#### TASK GOAL:
Search the lines of the records for the word "JSON", and copy every line that has it.

#### EXTRACTED RECORDS:

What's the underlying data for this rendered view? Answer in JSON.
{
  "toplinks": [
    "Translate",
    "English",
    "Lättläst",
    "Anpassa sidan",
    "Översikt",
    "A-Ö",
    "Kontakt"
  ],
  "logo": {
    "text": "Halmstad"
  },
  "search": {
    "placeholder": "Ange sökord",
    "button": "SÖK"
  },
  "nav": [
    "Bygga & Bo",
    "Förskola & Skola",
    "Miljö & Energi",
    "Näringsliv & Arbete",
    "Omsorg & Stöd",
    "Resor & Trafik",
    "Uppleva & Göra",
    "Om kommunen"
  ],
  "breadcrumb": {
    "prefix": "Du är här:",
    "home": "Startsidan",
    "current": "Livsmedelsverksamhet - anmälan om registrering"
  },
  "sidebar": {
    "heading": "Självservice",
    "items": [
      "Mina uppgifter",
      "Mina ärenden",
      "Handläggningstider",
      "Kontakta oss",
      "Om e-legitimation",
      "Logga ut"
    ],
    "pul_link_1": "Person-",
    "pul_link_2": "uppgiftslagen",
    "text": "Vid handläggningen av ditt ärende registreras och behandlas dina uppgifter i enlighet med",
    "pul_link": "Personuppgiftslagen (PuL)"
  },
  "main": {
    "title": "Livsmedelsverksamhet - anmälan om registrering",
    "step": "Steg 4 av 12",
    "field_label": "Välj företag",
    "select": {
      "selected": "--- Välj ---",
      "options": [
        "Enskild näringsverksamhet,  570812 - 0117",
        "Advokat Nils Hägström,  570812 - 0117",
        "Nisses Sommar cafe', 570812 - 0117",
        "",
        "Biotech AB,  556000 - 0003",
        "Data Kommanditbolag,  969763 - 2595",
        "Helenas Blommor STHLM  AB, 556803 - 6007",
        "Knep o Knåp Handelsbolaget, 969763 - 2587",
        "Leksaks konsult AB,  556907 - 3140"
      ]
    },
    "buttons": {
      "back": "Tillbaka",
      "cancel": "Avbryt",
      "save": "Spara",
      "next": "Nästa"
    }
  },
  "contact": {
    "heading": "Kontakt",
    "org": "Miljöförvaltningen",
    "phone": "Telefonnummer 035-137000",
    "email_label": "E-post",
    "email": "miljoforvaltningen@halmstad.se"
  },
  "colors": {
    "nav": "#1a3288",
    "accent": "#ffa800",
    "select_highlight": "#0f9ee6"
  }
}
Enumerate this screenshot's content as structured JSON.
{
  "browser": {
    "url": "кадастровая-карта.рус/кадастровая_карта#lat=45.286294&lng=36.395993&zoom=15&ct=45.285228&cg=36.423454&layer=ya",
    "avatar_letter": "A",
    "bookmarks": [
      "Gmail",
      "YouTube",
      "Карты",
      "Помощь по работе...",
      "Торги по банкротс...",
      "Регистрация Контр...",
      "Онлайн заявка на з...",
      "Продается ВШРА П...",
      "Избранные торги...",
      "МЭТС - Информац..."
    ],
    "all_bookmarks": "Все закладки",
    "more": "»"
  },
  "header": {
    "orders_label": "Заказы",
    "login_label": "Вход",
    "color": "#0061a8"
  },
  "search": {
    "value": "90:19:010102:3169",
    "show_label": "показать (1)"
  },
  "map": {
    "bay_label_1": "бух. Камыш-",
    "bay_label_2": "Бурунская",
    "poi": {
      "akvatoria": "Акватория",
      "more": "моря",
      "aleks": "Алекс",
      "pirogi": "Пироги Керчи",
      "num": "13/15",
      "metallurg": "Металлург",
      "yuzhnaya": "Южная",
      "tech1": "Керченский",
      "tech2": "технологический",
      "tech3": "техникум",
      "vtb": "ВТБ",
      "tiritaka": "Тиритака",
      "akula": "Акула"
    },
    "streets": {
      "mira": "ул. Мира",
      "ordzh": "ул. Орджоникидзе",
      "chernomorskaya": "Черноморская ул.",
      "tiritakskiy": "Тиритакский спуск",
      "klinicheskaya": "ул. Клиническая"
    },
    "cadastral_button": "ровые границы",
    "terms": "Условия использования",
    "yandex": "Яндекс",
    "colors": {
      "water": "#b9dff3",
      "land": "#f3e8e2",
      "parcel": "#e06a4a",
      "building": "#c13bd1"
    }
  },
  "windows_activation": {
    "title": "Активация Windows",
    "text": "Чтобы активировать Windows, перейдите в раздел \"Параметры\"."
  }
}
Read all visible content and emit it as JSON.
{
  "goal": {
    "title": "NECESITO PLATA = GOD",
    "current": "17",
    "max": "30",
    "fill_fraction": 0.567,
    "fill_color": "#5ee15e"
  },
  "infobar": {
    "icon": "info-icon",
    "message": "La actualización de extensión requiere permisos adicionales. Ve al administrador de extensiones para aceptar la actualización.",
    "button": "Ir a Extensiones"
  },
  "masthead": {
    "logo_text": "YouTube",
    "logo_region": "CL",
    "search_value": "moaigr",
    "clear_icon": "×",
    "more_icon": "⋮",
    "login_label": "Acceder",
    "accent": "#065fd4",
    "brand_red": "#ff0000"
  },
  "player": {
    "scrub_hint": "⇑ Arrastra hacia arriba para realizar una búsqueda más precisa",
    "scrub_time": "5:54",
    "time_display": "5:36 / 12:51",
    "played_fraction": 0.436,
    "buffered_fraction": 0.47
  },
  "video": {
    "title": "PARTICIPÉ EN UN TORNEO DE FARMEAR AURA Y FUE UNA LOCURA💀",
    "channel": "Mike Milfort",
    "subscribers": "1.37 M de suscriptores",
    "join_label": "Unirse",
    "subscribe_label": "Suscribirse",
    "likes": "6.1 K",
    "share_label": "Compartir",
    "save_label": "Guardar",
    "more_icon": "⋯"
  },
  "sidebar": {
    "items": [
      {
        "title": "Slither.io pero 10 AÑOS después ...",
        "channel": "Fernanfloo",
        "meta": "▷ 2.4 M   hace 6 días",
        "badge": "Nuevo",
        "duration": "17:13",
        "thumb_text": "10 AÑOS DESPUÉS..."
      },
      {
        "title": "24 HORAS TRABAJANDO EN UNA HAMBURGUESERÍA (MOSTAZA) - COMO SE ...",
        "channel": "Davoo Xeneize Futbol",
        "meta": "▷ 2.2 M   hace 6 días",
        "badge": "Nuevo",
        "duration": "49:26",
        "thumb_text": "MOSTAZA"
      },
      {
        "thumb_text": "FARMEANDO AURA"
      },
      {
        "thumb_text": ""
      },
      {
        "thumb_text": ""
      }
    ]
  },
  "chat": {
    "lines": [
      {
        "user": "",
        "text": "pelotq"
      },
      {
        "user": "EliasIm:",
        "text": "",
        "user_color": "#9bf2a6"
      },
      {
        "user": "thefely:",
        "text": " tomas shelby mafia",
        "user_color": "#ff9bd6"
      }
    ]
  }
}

#### RESPONSE AREA:
What's the underlying data for this rendered view? Answer in JSON.
Enumerate this screenshot's content as structured JSON.
Read all visible content and emit it as JSON.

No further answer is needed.